Wednesday, the NCAA confirmed that some sports will be permitted to resume voluntary on-campus activities beginning June 1.  Included in that limited group (for now) are college football players.  Men’s and women’s basketball are permitted a limited resumption as well.

The NCAA made sure to stress that the on-campus activities are voluntary.Voluntary on-campus athletics activity must be initiated by the student-athlete. Coaches may not be present unless a sport-specific safety exception allows it, and activity cannot be directed by a coach or reported back to a coach.

“We encourage each school to use its discretion to make the best decisions possible for football and basketball student-athletes within the appropriate resocialization framework,” said Division I Council chair M. Grace Calhoun, athletics director at Pennsylvania, said in a statement. “Allowing for voluntary athletics activity acknowledges that reopening our campuses will be an individual decision but should be based on advice from medical experts.”

With the NCAA’s announcement, it will be up to each individual conference — and each individual institution — to reopen the doors for college football players to return to campus.  In accordance with local and state guidelines, obviously.

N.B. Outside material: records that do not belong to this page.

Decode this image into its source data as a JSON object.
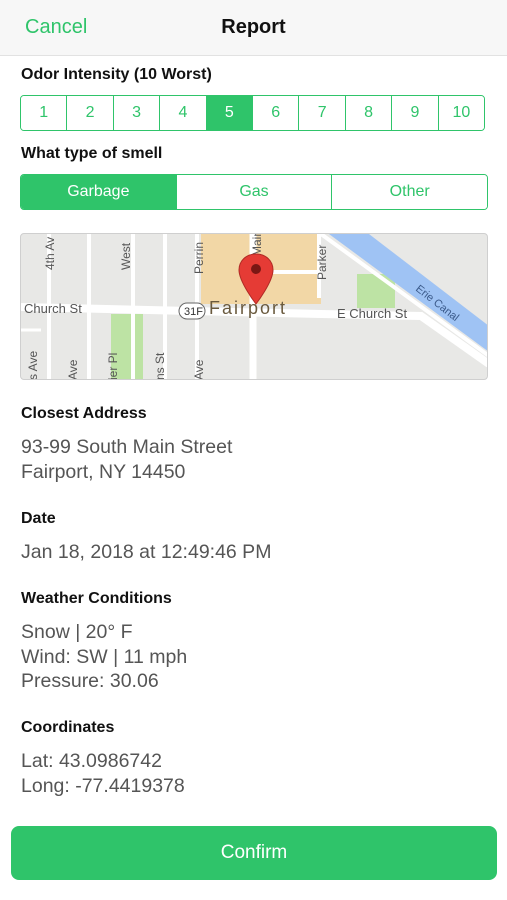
{
  "nav": {
    "cancel_label": "Cancel",
    "title": "Report"
  },
  "intensity": {
    "label": "Odor Intensity (10 Worst)",
    "options": [
      "1",
      "2",
      "3",
      "4",
      "5",
      "6",
      "7",
      "8",
      "9",
      "10"
    ],
    "selected": "5"
  },
  "smell": {
    "label": "What type of smell",
    "options": [
      "Garbage",
      "Gas",
      "Other"
    ],
    "selected": "Garbage"
  },
  "map": {
    "town_label": "Fairport",
    "streets": {
      "west_church": "Church St",
      "east_church": "E Church St",
      "route_badge": "31F",
      "fourth_ave": "4th Av",
      "west": "West",
      "perrin": "Perrin",
      "main": "Main",
      "parker": "Parker",
      "erie_canal": "Erie Canal",
      "s_ave_1": "s Ave",
      "s_ave_2": "Ave",
      "tier_pl": "ier Pl",
      "ns_st": "ns St",
      "ave_3": "Ave"
    },
    "water_color": "#9fc3f4",
    "park_color": "#bde3a4",
    "building_color": "#f2d7a6",
    "pin_color": "#e53b35"
  },
  "address": {
    "label": "Closest Address",
    "line1": "93-99 South Main Street",
    "line2": "Fairport, NY 14450"
  },
  "date": {
    "label": "Date",
    "value": "Jan 18, 2018 at 12:49:46 PM"
  },
  "weather": {
    "label": "Weather Conditions",
    "line1": "Snow | 20° F",
    "line2": "Wind: SW | 11 mph",
    "line3": "Pressure: 30.06"
  },
  "coordinates": {
    "label": "Coordinates",
    "lat": "Lat: 43.0986742",
    "long": "Long: -77.4419378"
  },
  "confirm_label": "Confirm",
  "colors": {
    "accent": "#2fc46a",
    "text_dark": "#111111",
    "text_value": "#555555"
  }
}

It’s already been confirmed that the SEC will vote this Friday on whether to bring student-athletes, including college football players, back to campus June 1 or June 15.  Of the 14 athletic directors in the conference, just one, Tennessee’s Phillip Fulmer, is not in favor of the June 1 date for a return.  The Big Ten is also expected to allow players back to campus early this month, with schools such as Ohio State targeting June 8.

The Big 12, meanwhile, is eyeing a mid- to late-June return date for student-athletes.  The Pac-12 will make a determination next week.  The ACC is expected to do the same.

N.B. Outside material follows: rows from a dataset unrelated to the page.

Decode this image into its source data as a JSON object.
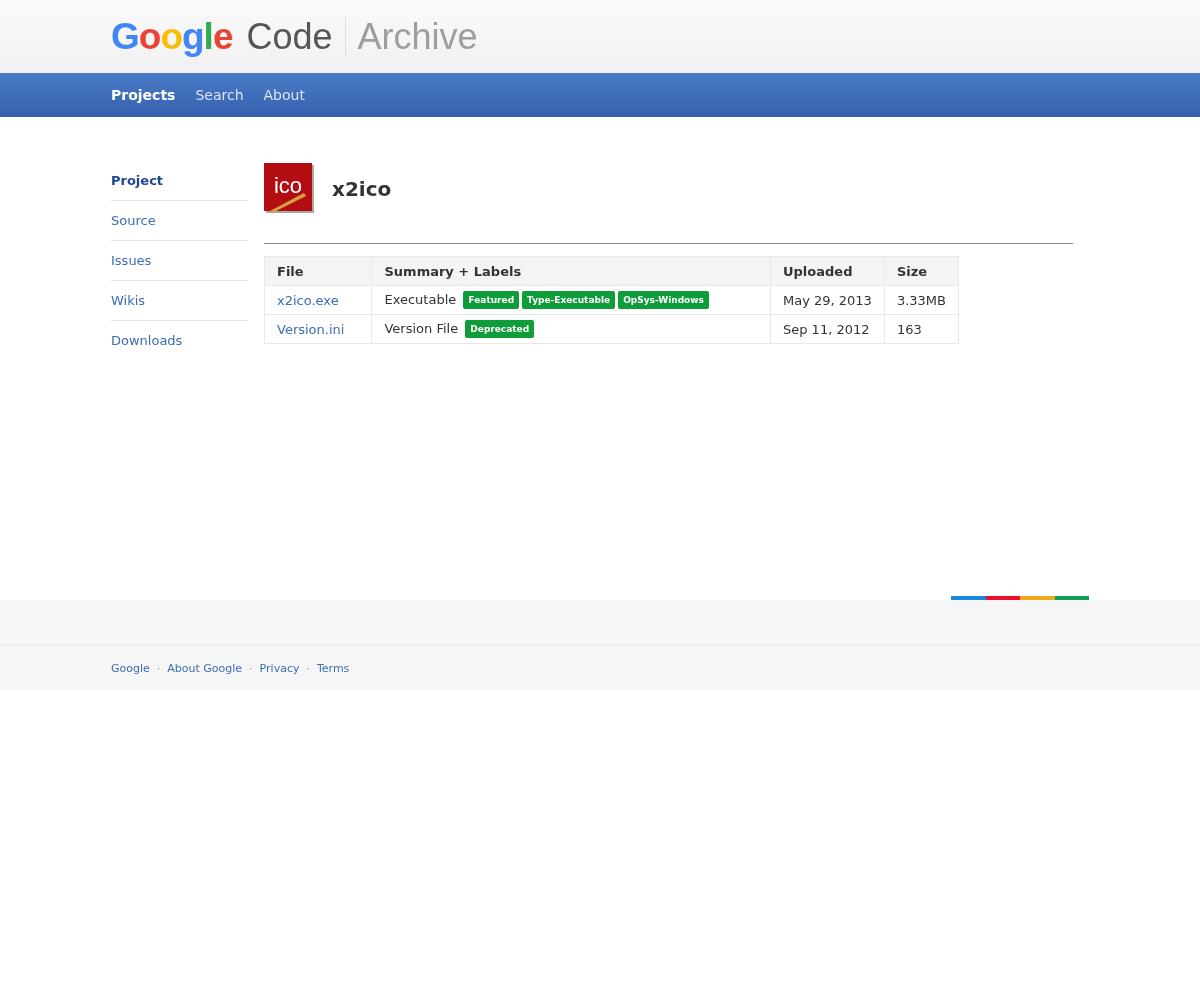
{
  "header": {
    "logo_word": "Google",
    "product": "Code",
    "section": "Archive"
  },
  "nav": [
    {
      "label": "Projects",
      "selected": true
    },
    {
      "label": "Search",
      "selected": false
    },
    {
      "label": "About",
      "selected": false
    }
  ],
  "sidebar": {
    "items": [
      {
        "label": "Project",
        "selected": true
      },
      {
        "label": "Source",
        "selected": false
      },
      {
        "label": "Issues",
        "selected": false
      },
      {
        "label": "Wikis",
        "selected": false
      },
      {
        "label": "Downloads",
        "selected": false
      }
    ]
  },
  "project": {
    "name": "x2ico",
    "icon_text": "ico"
  },
  "table": {
    "columns": [
      "File",
      "Summary + Labels",
      "Uploaded",
      "Size"
    ],
    "rows": [
      {
        "file": "x2ico.exe",
        "summary": "Executable",
        "labels": [
          "Featured",
          "Type-Executable",
          "OpSys-Windows"
        ],
        "uploaded": "May 29, 2013",
        "size": "3.33MB"
      },
      {
        "file": "Version.ini",
        "summary": "Version File",
        "labels": [
          "Deprecated"
        ],
        "uploaded": "Sep 11, 2012",
        "size": "163"
      }
    ]
  },
  "footer": {
    "links": [
      "Google",
      "About Google",
      "Privacy",
      "Terms"
    ],
    "separator": "·"
  }
}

Exactly when these various conferences can start actual practices for the start of the 2020 college football remains to be seen.

In addition to the resumption of on-campus workouts, the NCAA also announced a handful of waivers have been granted.  Those related to the highest level of football includes:

  • Waiving the minimum football attendance requirement for Football Bowl Subdivision members for two years.
  • Financial aid minimums for FBS schools were waived to permit an institution to award at least 75% of the maximum FBS financial aid limit for three years. In addition, institutions will be permitted to award a minimum of 150 athletics grants-in-aid or expend a minimum of $3 million on grants-in-aid to student-athletes for a period of three years. Gender equity requirements and rules governing nonrenewal/cancellation of aid remain in effect.
  • FBS schools will not be required to play 60% of their games against FBS members or play five home games against FBS opponents.

The latter waiver is nearly as important as the resumption of on-campus workouts. The easing of those restrictions will allow athletic directors across the country the flexibility to get in a full slate of games — or as close to a full slate of games — as we continue to weave our way through the coronavirus pandemic.